1. Fahey, Mark. “Time Wasted on Facebook Could be Costing Us Trillions in Lost Productivity.” NBC News. February 4, 2016. Accessed online February 9, 2016. http://www.nbcnews.com/tech/social-media/time-wasted-facebook-could-be-costing-us-trillions-lost-productivity-n511421

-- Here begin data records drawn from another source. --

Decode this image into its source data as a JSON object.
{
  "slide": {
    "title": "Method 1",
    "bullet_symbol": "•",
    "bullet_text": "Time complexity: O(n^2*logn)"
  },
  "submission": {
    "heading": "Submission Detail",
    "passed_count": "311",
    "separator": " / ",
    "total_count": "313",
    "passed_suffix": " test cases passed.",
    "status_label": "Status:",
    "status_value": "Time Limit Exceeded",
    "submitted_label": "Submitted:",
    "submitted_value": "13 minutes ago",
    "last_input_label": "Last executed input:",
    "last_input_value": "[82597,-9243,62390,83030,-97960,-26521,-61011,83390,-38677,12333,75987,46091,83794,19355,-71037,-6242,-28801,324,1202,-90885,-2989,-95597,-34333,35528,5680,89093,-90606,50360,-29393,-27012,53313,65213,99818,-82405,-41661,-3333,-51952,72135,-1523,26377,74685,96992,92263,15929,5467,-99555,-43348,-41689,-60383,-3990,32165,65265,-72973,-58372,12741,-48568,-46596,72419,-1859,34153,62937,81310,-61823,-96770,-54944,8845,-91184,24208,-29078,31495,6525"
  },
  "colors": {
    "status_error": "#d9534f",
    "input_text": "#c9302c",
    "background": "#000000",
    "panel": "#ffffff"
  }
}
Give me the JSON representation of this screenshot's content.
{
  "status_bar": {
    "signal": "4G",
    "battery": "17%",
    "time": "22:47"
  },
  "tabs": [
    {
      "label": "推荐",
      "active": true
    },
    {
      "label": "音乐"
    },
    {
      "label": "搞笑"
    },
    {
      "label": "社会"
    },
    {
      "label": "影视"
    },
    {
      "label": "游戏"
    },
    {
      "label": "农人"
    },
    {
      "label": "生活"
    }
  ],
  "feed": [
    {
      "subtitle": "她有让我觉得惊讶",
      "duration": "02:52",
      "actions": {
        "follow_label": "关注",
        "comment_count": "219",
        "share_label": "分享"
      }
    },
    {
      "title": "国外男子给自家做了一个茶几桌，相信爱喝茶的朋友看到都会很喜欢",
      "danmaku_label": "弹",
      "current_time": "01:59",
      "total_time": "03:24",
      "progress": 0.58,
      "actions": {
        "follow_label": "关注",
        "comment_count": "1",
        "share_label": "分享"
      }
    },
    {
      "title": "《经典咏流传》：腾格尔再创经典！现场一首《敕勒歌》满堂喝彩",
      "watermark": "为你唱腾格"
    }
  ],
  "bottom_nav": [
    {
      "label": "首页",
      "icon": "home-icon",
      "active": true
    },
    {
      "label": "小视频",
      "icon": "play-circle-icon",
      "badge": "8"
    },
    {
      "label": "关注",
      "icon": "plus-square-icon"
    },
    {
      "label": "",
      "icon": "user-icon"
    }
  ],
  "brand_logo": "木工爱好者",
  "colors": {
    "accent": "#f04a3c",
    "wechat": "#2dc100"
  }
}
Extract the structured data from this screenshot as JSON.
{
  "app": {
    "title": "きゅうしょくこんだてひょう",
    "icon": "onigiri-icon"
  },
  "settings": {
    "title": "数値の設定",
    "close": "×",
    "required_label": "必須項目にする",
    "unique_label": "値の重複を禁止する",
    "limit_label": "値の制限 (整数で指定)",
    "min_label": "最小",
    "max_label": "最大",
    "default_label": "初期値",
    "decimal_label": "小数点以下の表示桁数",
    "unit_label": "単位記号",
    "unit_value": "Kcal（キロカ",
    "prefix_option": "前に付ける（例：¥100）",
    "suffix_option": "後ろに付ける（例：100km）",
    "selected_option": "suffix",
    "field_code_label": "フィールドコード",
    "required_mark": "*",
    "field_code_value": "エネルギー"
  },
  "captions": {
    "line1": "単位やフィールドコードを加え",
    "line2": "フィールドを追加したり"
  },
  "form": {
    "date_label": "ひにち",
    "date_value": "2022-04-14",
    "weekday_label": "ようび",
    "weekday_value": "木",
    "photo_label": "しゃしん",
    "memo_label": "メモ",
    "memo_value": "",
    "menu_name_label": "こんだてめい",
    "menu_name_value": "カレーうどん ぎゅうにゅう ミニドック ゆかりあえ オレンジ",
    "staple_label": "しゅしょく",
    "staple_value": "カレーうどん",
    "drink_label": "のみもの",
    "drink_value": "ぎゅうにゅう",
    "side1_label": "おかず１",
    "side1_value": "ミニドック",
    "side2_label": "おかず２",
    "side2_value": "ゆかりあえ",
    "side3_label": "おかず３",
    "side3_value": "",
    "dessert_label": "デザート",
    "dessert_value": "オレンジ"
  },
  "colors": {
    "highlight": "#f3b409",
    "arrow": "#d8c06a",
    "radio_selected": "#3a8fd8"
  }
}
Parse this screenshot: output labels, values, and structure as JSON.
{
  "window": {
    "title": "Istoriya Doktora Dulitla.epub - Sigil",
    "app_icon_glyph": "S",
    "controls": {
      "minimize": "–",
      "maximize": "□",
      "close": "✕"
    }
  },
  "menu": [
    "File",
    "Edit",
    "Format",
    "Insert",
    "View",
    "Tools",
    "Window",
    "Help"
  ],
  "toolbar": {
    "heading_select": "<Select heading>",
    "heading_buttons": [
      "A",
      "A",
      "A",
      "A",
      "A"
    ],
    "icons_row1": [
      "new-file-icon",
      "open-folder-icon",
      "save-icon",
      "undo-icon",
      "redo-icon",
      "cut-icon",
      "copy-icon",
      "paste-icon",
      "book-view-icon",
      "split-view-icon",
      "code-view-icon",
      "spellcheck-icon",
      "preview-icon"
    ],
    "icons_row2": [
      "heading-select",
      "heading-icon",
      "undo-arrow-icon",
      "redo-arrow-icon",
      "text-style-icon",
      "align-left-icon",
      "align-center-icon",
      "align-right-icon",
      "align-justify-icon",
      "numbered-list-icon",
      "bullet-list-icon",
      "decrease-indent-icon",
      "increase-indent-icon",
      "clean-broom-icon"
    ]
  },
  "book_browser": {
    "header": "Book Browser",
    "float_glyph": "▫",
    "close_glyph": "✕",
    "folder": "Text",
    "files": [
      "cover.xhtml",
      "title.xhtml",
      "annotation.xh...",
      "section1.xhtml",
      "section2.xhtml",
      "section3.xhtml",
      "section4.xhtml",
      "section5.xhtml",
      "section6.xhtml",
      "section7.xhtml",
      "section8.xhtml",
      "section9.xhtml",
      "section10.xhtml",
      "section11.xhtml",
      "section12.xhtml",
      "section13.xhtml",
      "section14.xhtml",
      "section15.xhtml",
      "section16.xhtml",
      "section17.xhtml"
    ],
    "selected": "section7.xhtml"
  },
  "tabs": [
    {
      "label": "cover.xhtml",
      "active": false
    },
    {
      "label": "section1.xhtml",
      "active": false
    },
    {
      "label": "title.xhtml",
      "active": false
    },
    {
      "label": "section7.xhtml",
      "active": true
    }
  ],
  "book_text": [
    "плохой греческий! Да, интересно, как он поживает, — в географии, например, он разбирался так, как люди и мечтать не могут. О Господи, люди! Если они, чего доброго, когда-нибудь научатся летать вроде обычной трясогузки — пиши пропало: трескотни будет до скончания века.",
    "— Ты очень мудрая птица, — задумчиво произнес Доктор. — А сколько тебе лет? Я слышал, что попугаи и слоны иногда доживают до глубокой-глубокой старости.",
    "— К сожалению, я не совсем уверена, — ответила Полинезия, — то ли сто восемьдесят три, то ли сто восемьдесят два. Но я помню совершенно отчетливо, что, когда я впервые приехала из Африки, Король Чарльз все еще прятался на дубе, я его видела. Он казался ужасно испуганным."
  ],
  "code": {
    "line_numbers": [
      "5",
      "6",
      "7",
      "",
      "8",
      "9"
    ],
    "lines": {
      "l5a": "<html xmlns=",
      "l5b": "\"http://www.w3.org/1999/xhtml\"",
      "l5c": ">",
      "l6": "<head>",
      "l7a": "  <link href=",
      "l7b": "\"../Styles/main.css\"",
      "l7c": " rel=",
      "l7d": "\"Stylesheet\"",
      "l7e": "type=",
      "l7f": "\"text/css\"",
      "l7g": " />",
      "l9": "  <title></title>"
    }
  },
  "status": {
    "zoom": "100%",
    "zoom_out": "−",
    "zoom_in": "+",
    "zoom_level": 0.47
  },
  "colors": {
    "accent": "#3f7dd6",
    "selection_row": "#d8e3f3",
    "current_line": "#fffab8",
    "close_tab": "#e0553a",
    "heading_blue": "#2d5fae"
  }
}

2. Gregoire, Carolyn. “Heavy Social Media Use Linked With Mental Health Issues in Teens.” Huffington Post. July 28, 2015. Accessed online October 9, 2015. http://www.huffingtonpost.com/entry/social-media-mental-health_55b129d9e4b08f57d5d3eedf